Brain structures in pediatric maltreatment-related posttraumatic stress disorder: a sociodemographically matched study.


Journal Article

BACKGROUND: Previous investigations suggest that maltreated children evidence alterations of chemical mediators of stress and adverse brain development. Previous anatomical magnetic resonance imaging (MRI) brain studies have not controlled for socioeconomic status. METHODS: In this study, 28 psychotropic naïve children and adolescents with maltreatment-related posttraumatic stress disorder (PTSD) and 66 sociodemographically similar healthy control subjects underwent comprehensive clinical assessments and anatomical MRI brain scans. RESULTS: Compared with control subjects, subjects with PTSD had smaller intracranial, cerebral, and prefrontal cortex, prefrontal cortical white matter, and right temporal lobe volumes and areas of the corpus callosum and its subregions (2, 4, 5, 6, and 7), and larger frontal lobe cerebrospinal fluid (CSF) volumes than control subjects. The total midsagittal area of corpus callosum and middle and posterior regions remained smaller in subjects with PTSD, whereas right, left, and total lateral ventricles and frontal lobe CSF were proportionally larger than in control subjects, after adjustment for cerebral volume. Brain volumes positively correlated with age of onset of PTSD trauma and negatively correlated with duration of abuse. Significant gender x group effect demonstrated greater lateral ventricular volume increases in maltreated male subjects with PTSD than maltreated female subjects with PTSD. No hippocampal differences were seen. CONCLUSIONS: These data provide further evidence to suggest that maltreatment-related PTSD is associated with adverse brain development. These data also suggest that male children may be more vulnerable to these effects.

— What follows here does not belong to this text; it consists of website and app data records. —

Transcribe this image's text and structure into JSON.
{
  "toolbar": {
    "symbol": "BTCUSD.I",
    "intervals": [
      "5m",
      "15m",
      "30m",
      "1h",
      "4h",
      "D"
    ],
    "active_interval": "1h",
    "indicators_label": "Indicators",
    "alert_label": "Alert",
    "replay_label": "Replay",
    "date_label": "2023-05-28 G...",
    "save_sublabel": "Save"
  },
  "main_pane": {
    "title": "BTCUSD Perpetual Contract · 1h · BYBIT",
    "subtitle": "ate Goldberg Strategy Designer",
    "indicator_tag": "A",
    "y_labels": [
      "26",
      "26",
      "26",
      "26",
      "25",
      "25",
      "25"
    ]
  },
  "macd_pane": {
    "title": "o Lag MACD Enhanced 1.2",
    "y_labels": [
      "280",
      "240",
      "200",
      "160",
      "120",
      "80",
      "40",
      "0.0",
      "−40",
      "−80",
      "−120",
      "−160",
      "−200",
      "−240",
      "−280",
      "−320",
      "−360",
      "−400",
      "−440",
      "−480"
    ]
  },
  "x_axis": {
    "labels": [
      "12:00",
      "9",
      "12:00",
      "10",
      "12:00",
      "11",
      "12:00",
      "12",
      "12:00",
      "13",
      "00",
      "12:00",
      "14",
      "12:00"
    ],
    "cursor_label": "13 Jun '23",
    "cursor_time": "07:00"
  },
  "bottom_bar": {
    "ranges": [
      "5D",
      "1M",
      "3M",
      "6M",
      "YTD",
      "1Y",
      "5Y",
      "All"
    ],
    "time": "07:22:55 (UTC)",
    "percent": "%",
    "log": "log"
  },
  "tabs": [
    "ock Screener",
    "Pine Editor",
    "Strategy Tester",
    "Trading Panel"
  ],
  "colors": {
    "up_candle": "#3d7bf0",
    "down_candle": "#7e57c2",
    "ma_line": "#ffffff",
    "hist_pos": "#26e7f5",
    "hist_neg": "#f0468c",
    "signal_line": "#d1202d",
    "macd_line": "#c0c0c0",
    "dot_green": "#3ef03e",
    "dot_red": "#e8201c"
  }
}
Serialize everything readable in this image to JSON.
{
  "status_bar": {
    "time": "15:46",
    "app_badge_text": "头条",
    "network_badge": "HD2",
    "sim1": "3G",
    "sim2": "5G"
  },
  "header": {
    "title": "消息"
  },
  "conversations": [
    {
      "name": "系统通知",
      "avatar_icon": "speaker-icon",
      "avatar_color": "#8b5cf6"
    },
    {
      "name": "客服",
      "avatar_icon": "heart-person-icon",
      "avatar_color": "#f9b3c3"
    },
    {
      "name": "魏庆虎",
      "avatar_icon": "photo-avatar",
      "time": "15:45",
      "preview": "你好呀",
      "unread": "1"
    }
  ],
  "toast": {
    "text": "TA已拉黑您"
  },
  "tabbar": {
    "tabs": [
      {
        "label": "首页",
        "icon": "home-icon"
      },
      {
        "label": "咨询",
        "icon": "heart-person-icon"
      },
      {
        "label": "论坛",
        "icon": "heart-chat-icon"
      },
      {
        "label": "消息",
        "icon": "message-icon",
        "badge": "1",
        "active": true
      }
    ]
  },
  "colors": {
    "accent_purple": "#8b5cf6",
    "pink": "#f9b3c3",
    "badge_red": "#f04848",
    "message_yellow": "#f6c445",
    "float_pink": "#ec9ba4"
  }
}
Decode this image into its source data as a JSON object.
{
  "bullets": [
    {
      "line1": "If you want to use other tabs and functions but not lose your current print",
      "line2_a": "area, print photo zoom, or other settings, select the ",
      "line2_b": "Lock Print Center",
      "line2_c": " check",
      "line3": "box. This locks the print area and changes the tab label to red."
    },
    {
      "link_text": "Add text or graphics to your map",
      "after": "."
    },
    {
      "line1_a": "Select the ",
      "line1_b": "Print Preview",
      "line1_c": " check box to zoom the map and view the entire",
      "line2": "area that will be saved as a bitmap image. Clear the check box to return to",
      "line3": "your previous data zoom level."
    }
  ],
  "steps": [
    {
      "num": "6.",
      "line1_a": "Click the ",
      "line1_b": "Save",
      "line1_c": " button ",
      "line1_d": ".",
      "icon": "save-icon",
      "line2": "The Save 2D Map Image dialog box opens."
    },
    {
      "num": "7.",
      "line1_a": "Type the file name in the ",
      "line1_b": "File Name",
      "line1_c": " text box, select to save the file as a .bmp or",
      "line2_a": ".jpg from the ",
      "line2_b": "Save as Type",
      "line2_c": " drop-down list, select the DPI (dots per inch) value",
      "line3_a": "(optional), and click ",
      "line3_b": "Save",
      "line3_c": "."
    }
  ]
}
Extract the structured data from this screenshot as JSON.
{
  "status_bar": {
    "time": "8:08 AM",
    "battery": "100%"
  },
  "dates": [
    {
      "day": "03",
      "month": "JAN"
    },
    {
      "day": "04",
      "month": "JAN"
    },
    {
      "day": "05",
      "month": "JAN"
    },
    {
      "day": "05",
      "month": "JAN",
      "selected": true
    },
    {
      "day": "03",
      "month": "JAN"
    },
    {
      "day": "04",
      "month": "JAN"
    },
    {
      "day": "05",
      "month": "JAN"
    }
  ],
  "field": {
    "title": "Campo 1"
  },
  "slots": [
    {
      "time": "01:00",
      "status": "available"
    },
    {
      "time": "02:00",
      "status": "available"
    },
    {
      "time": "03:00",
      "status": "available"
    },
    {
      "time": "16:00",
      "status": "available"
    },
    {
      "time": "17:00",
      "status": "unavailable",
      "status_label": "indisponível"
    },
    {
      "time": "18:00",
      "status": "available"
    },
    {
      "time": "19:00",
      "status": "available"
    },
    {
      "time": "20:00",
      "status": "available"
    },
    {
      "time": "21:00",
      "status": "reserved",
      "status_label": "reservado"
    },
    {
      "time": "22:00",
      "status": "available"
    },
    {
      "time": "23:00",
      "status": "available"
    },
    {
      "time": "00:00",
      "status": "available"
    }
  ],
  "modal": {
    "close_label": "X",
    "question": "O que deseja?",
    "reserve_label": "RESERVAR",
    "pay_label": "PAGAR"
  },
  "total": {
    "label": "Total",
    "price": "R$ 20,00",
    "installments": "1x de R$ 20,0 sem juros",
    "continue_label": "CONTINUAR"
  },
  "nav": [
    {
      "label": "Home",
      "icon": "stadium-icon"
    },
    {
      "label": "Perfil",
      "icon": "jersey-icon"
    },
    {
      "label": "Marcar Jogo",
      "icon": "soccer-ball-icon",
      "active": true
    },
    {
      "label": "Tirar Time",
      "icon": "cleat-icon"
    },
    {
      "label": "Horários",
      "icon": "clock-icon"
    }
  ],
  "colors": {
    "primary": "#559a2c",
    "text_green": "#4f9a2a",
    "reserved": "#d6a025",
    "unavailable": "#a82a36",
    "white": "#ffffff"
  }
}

Full Text

Duke Authors

Cited Authors

  • De Bellis, MD; Keshavan, MS; Shifflett, H; Iyengar, S; Beers, SR; Hall, J; Moritz, G

Published Date

  • December 1, 2002

Published In

Volume / Issue

  • 52 / 11

Start / End Page

  • 1066 - 1078

PubMed ID

  • 12460690

Pubmed Central ID

  • 12460690

International Standard Serial Number (ISSN)

  • 0006-3223

Digital Object Identifier (DOI)

  • 10.1016/s0006-3223(02)01459-2


  • eng

Conference Location

  • United States